AT: Phil?? I said I sort of hate him… I think Withnail & I is a load of toss… and just wondered if I could “structure” the whole review around that, so I could have sly digs at Withnail & I, and the fact that although I should LOVE British films, and the British film industry… well, essentially, I would LOVE it if The Kings Speech gets nothing on Sunday. Not even a sympathy sha…..
Phil: Adam. This has to stop. You’re good at the A, and the B, but the C? Always be closing. Ha. Glengary Glen Ross. Great film. Great film.
AT: Er… You’re being a bit… weird… What about the Richard E Grant hate?
Phil: Everything. The emails. The fixation on using these screener reviews as a chance to attack British Classics. The jealousy of that fella from A Single Man, (A Classic of our time)… It has to stop. Kill it dead. You know… like a head in a box.
Phil: Tell people why they should watch Cuckoo. Or not watch it. But stop dilly-dallying around the fact that deep down… way down there… you secretly love Richard E Grant. You think Spice World got a bad rap. You think Dracula is brilliant (I actually do). Plus he was one of the guests at Charles and Camilla’s wedding. You think that’s cool. Cool like… Maybe eating bananas and pretending to be an alien, travelling on light beams. You thin k that’s cool, right?
AT: But do I think that? Do I thin…
Phil: Well, let me put it another way… Do you ever want to review for this site again? Even though you ramble, and attack defenseless old men*? Don’t make me put you in the chair again, and paper cut you. Don’t make me; make you wish you had Superman powers, and little Superman tights to stop me.
Phil: Yeah Oh. I need to go. Kevin Spacey and me are meeting for a Whiskey.
Phil: Yeah, “Oh”. And like that… I’m gone.
AT: Are you going to say that every time you go?
AT: Oh. You’re gone.
Cuckoo is a slow burner. The set up means that it needs to play played out predominantly in dark rooms, sometimes with no lighting at all. Characters meet beside bonfires, so it’s the flicker of the fire that lights their faces.
There are scenes with long periods of silence. Then maybe a whisper.
The film is based around this whole principle. Of characters being in isolation, and on the whole it works really well.
When I first sat upright, and took it all in was bang on the hour mark. With Richard E Grant (TELL THEM!! I did, I did. Sort of), doing voice over, and our attractive Lady (A Knights Tale and Vanilla Sky apparently), going a bit stir crazy. She started running up stairs. On all fours. Wait. On all fours? Yeah, on all fours. I had been sat there hoping the growing obsession theme was going to turn all Boxing Helena on me, and this was a glimmer of hope. The recurring symmetrical shot looking down on the stairs was right up my street too. Very Kubrickian (Director, not little figures Phil subliminally makes us buy), in that often they are empty. Ominously so. By the end, we’ll hope they were.

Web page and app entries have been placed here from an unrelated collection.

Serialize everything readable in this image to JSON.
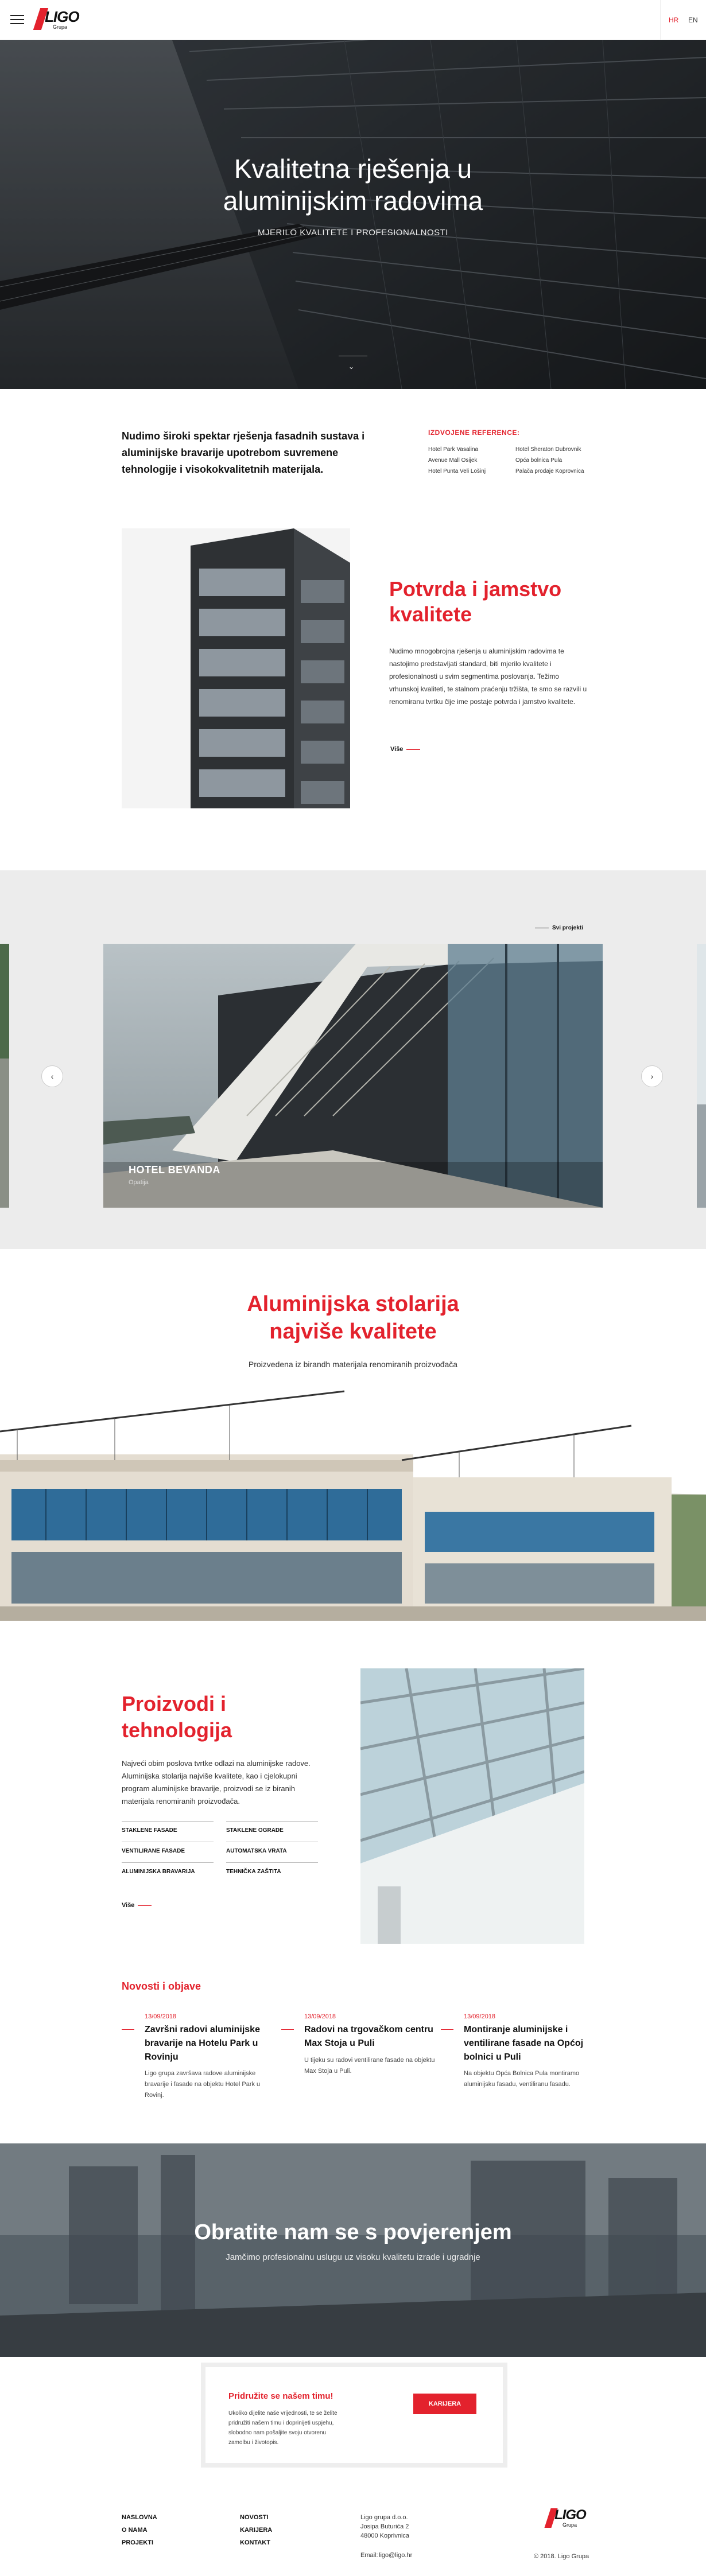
{
  "header": {
    "logo_text": "LIGO",
    "logo_sub": "Grupa",
    "languages": [
      "HR",
      "EN"
    ],
    "active_language": "HR"
  },
  "hero": {
    "title_line1": "Kvalitetna rješenja u",
    "title_line2": "aluminijskim radovima",
    "subtitle": "MJERILO KVALITETE I PROFESIONALNOSTI"
  },
  "intro": {
    "text": "Nudimo široki spektar rješenja fasadnih sustava i aluminijske bravarije upotrebom suvremene tehnologije i visokokvalitetnih materijala.",
    "references_title": "IZDVOJENE REFERENCE:",
    "references": [
      {
        "label": "Hotel Park Vasalina",
        "highlight": true
      },
      {
        "label": "Hotel Sheraton Dubrovnik",
        "highlight": false
      },
      {
        "label": "Avenue Mall Osijek",
        "highlight": true
      },
      {
        "label": "Opća bolnica Pula",
        "highlight": false
      },
      {
        "label": "Hotel Punta Veli Lošinj",
        "highlight": false
      },
      {
        "label": "Palača prodaje Koprovnica",
        "highlight": true
      }
    ]
  },
  "quality": {
    "title": "Potvrda i jamstvo kvalitete",
    "text": "Nudimo mnogobrojna rješenja u aluminijskim radovima te nastojimo predstavljati standard, biti mjerilo kvalitete i profesionalnosti u svim segmentima poslovanja. Težimo vrhunskoj kvaliteti, te stalnom praćenju tržišta, te smo se razvili u renomiranu tvrtku čije ime postaje potvrda i jamstvo kvalitete.",
    "more_label": "Više"
  },
  "projects": {
    "all_label": "Svi projekti",
    "current_name": "HOTEL BEVANDA",
    "current_location": "Opatija",
    "prev_icon": "‹",
    "next_icon": "›"
  },
  "windows": {
    "title_line1": "Aluminijska stolarija",
    "title_line2": "najviše kvalitete",
    "subtitle": "Proizvedena iz birandh materijala renomiranih proizvođača"
  },
  "products": {
    "title": "Proizvodi i tehnologija",
    "text": "Najveći obim poslova tvrtke odlazi na aluminijske radove. Aluminijska stolarija najviše kvalitete, kao i cjelokupni program aluminijske bravarije, proizvodi se iz biranih materijala renomiranih proizvođača.",
    "links": [
      "STAKLENE FASADE",
      "STAKLENE OGRADE",
      "VENTILIRANE FASADE",
      "AUTOMATSKA VRATA",
      "ALUMINIJSKA BRAVARIJA",
      "TEHNIČKA ZAŠTITA"
    ],
    "more_label": "Više"
  },
  "news": {
    "title": "Novosti i objave",
    "items": [
      {
        "date": "13/09/2018",
        "title": "Završni radovi aluminijske bravarije na Hotelu Park u Rovinju",
        "text": "Ligo grupa završava radove aluminijske bravarije i fasade na objektu Hotel Park u Rovinj."
      },
      {
        "date": "13/09/2018",
        "title": "Radovi na trgovačkom centru Max Stoja u Puli",
        "text": "U tijeku su radovi ventilirane fasade na objektu Max Stoja u Puli."
      },
      {
        "date": "13/09/2018",
        "title": "Montiranje aluminijske i ventilirane fasade na Općoj bolnici u Puli",
        "text": "Na objektu Opća Bolnica Pula montiramo aluminijsku fasadu, ventiliranu fasadu."
      }
    ]
  },
  "contact": {
    "title": "Obratite nam se s povjerenjem",
    "subtitle": "Jamčimo profesionalnu uslugu uz visoku kvalitetu izrade i ugradnje"
  },
  "join": {
    "title": "Pridružite se našem timu!",
    "text": "Ukoliko dijelite naše vrijednosti, te se želite pridružiti našem timu i doprinijeti uspjehu, slobodno nam pošaljite svoju otvorenu zamolbu i životopis.",
    "button": "KARIJERA"
  },
  "footer": {
    "col1": [
      "NASLOVNA",
      "O NAMA",
      "PROJEKTI"
    ],
    "col2": [
      "NOVOSTI",
      "KARIJERA",
      "KONTAKT"
    ],
    "company": "Ligo grupa d.o.o.",
    "address1": "Josipa Buturića 2",
    "address2": "48000 Koprivnica",
    "email_label": "Email:",
    "email": "ligo@ligo.hr",
    "copyright": "© 2018. Ligo Grupa",
    "logo_text": "LIGO",
    "logo_sub": "Grupa"
  },
  "colors": {
    "accent": "#e3222d",
    "dark": "#111111",
    "light_bg": "#ececec"
  }
}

There are bits to love, amongst the bits to like. We never do get Boxing Helena crazy. I was a bit disappointed about that, but only because I think there aren’t enough films about girls in boxes. Starring Julian Sands.
The shot that pans away when three of the leads are on the bed together? (Not necessarily as fun as it sounds). Brilliant.
The acting? Solid.
The premise? Solid.
The fact it’s by a young English Director, with genuine talent, and great control? Even better. The score is excellent, too. Especially in the closing stages as everything gets tied up (ish). Was that last look a smirk?
I still don’t “get” Richard E Grant, but this, which is his “One Hour Photo”, is far more up my street. I feel it. Down there.
Definitely worth a punt.
*I think Phil was referring to Clint Eastwood, in my harsh (but fair) assessment of Hereafter, HERE.
Enter the Cuckoo Competition for a chance to win a DVD of the film.